** Task instructions **
A bare number is required: the count of lines in the material below that hold the word "heading".

___

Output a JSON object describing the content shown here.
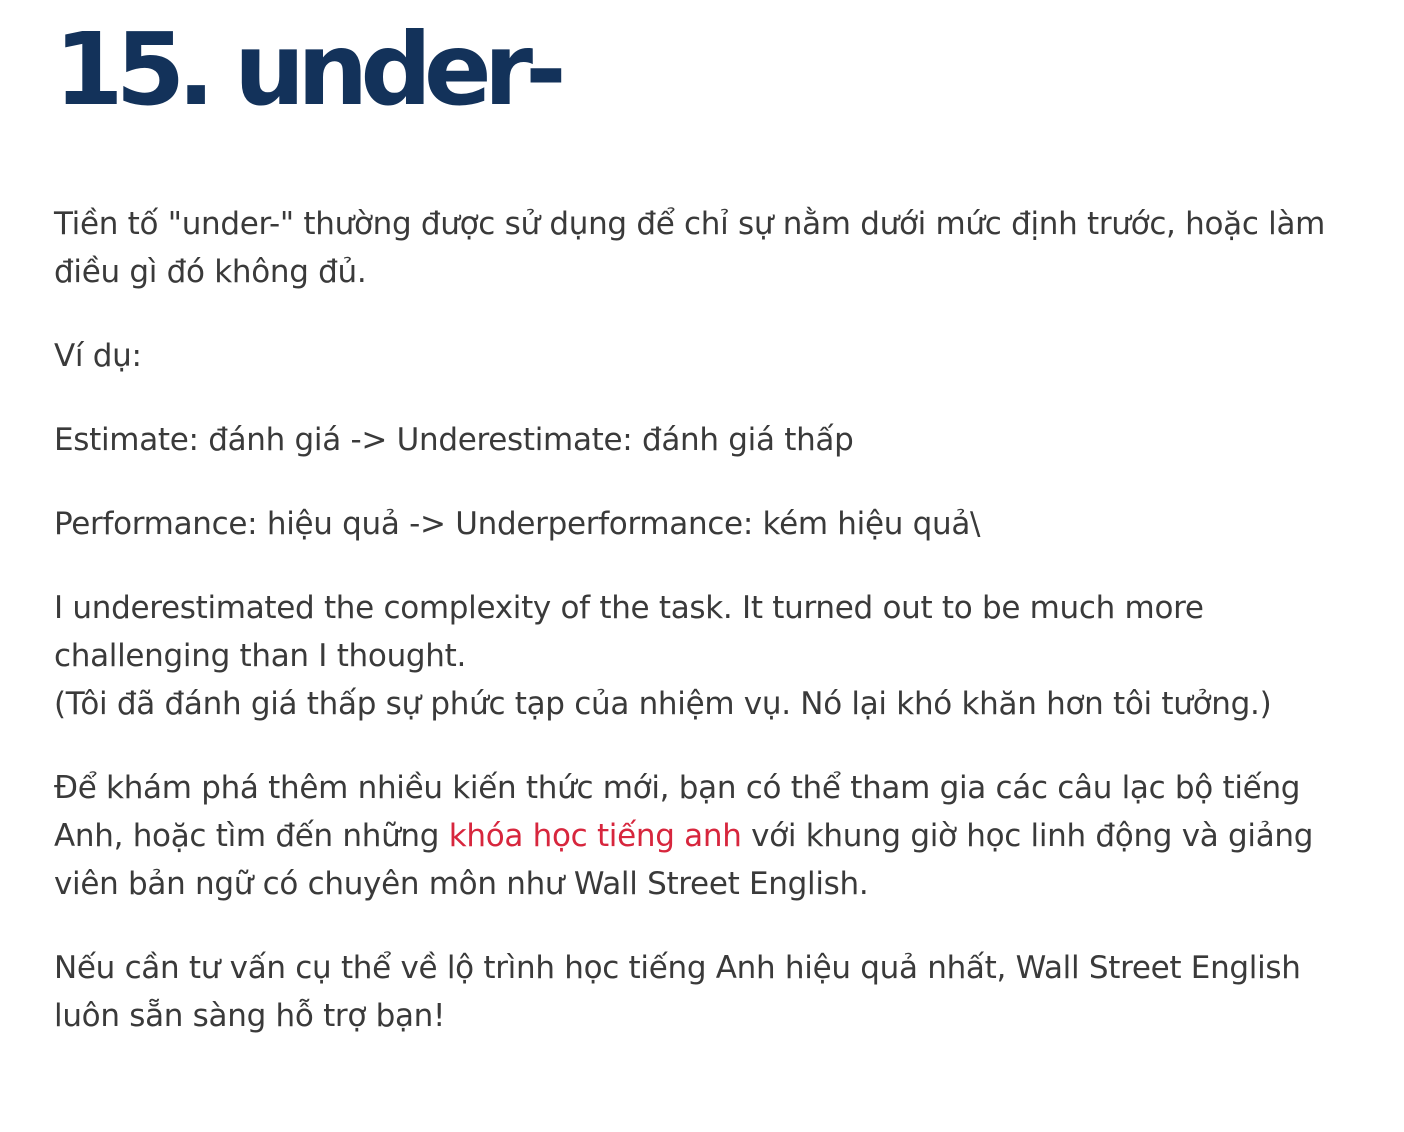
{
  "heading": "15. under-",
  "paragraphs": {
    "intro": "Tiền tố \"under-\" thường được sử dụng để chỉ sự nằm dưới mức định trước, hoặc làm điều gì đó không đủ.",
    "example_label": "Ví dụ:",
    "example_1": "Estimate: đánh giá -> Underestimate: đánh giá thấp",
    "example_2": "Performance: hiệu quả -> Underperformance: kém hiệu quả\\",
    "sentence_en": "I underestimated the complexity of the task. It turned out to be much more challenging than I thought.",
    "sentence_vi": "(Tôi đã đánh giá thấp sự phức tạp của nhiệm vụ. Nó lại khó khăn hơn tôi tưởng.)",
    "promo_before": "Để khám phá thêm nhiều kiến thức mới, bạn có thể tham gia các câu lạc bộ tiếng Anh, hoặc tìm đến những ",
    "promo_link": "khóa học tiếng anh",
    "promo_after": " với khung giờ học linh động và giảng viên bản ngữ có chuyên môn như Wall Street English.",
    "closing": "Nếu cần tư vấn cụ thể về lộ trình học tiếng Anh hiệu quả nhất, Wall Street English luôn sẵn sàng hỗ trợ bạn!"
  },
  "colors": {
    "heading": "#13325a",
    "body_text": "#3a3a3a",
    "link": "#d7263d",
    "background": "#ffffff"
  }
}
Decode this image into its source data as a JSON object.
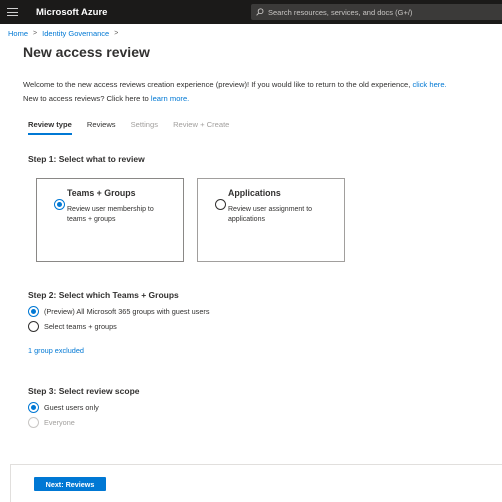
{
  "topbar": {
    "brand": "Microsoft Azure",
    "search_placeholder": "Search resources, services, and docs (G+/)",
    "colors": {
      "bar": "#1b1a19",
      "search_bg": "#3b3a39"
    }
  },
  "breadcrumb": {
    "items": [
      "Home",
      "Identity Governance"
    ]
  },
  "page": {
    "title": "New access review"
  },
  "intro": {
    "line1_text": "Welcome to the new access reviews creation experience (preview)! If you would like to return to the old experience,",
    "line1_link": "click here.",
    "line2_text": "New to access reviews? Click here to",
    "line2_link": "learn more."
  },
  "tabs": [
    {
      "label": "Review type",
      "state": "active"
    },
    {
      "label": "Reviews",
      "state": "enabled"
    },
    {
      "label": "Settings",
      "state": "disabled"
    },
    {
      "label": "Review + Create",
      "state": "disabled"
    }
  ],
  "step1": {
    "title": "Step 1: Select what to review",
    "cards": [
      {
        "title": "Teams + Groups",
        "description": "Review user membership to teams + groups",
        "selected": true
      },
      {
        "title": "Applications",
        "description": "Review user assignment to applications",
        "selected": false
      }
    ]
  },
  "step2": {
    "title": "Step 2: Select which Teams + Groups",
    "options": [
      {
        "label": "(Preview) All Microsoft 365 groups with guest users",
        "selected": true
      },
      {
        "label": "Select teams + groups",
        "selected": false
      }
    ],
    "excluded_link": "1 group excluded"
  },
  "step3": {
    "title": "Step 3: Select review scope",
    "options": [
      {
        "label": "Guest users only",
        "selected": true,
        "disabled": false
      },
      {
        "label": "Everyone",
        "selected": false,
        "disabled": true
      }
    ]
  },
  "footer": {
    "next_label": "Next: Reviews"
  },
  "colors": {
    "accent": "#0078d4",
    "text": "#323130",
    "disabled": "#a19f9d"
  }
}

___

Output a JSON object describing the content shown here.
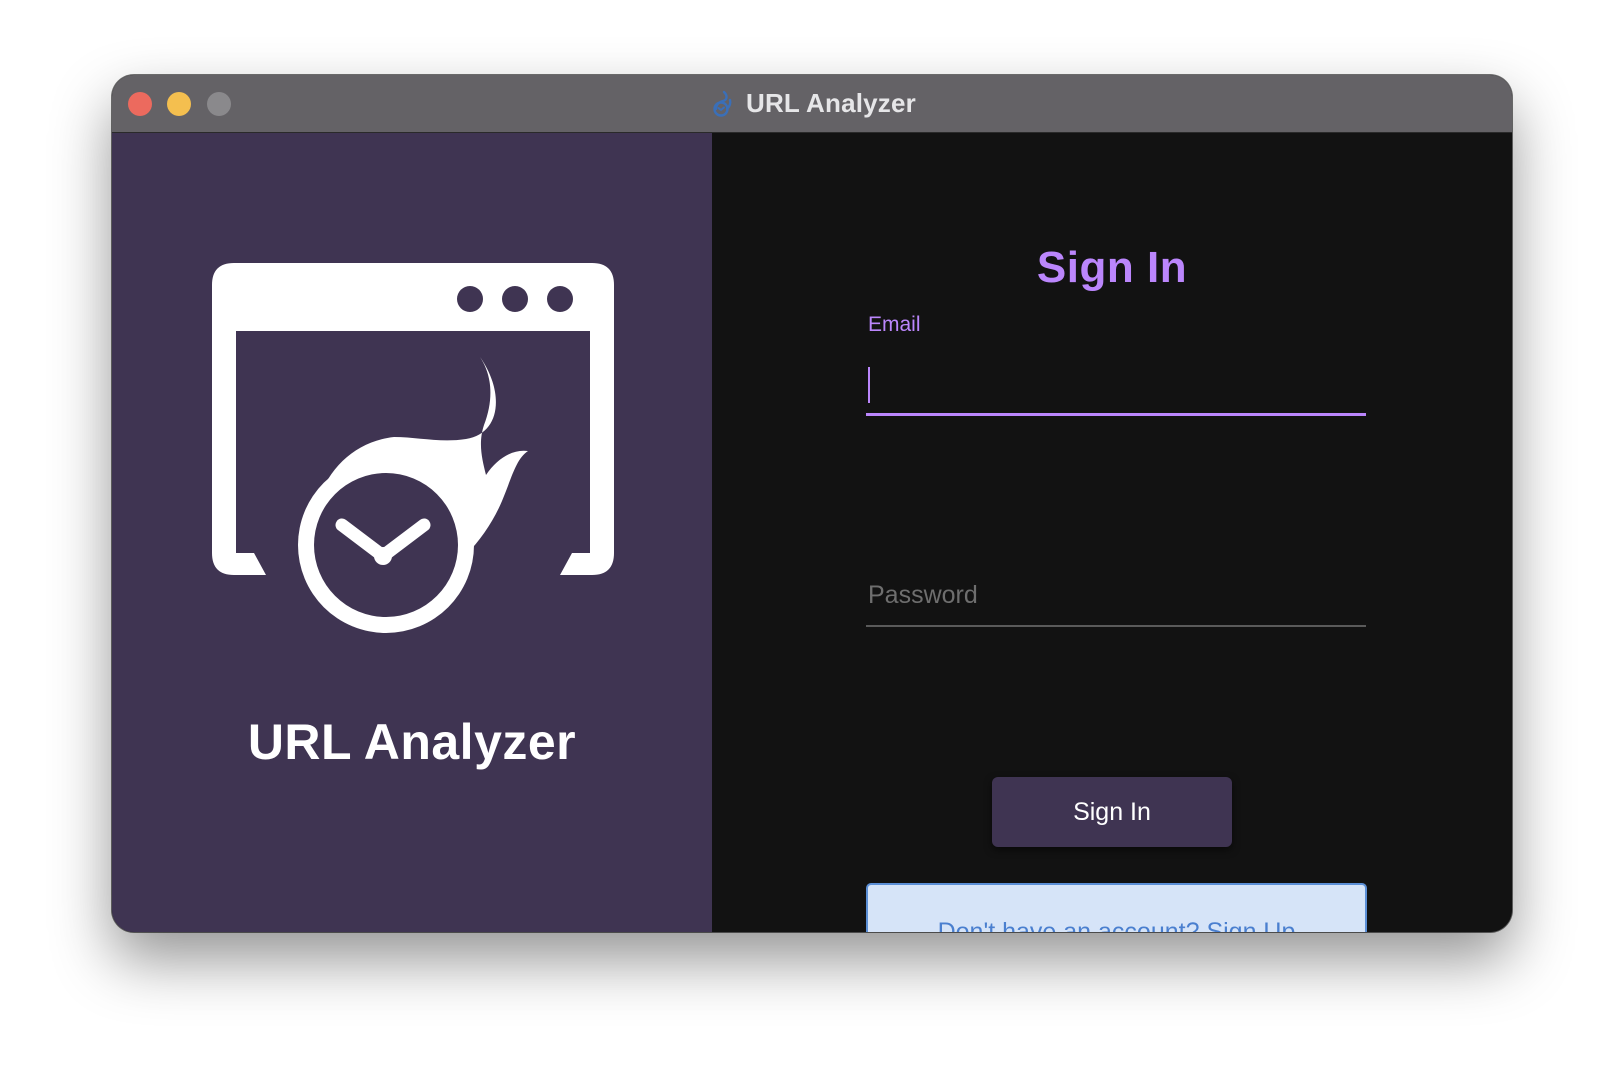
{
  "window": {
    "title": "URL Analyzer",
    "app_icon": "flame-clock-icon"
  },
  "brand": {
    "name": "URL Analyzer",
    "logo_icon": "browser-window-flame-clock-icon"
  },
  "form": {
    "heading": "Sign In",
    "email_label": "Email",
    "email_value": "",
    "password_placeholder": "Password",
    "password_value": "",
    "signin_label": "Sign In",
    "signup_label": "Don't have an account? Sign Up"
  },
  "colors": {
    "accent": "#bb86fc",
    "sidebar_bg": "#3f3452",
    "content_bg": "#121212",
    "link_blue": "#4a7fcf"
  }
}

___

** Exercise output **
3